|International Classification||C08L25/18, C09D125/18, C08K3/08, H05K1/09, H01B1/20, C08L25/00|
|Cooperative Classification||C08K3/08, H05K1/095, C09D125/18|
|European Classification||C08K3/08, C09D125/18, H05K1/09D2|
|Jan 29, 1991||AS||Assignment|
Owner name: KAO CORPORATION, 14-10, NIHONBASHI-KAYABACHO 1-CHO

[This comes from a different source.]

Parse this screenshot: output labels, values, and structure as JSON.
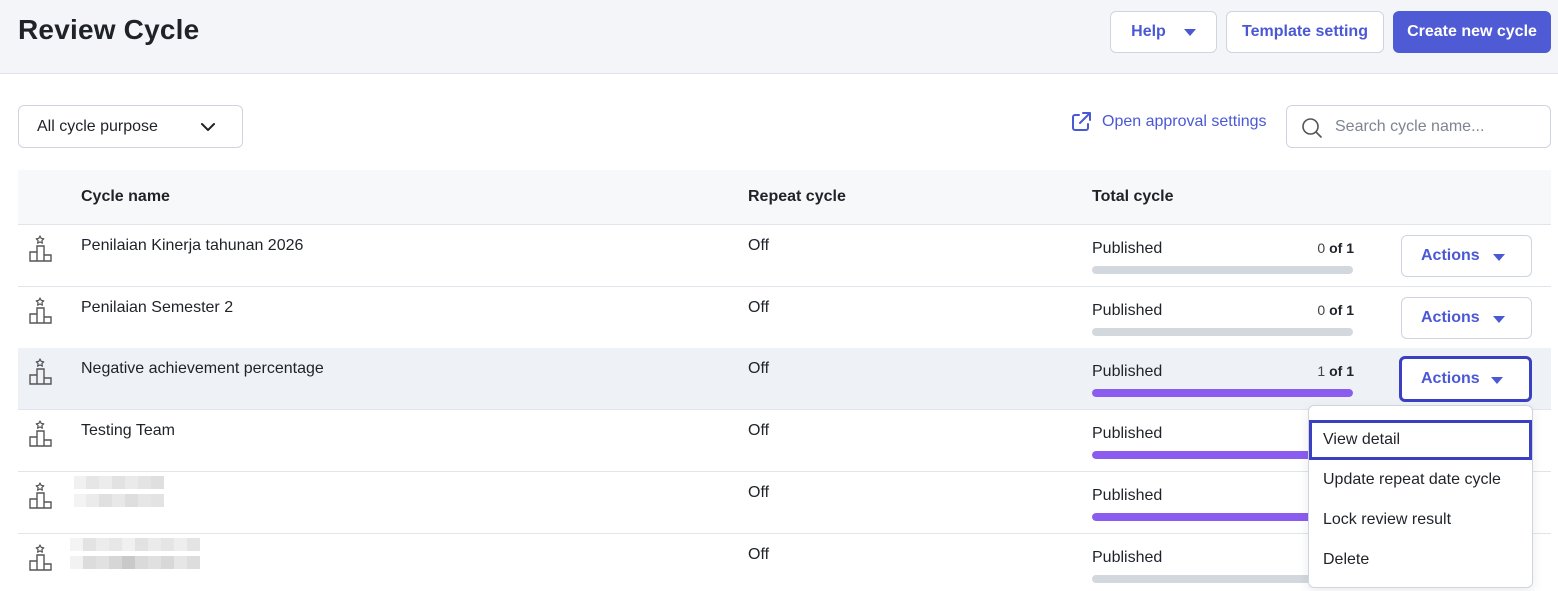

Free format text: ASSIGNMENT OF ASSIGNORS INTEREST.;ASSIGNORS:YAMAMOTO, YUZO;HAISHI, TOMOYUKI;HAYASHI, HIROMITSU;AND OTHERS;REEL/FRAME:005580/0585;SIGNING DATES FROM 19901109 TO 19901113
|Jun 4, 1996||REMI||Maintenance fee reminder mailed|
|Oct 27, 1996||LAPS||Lapse for failure to pay maintenance fees|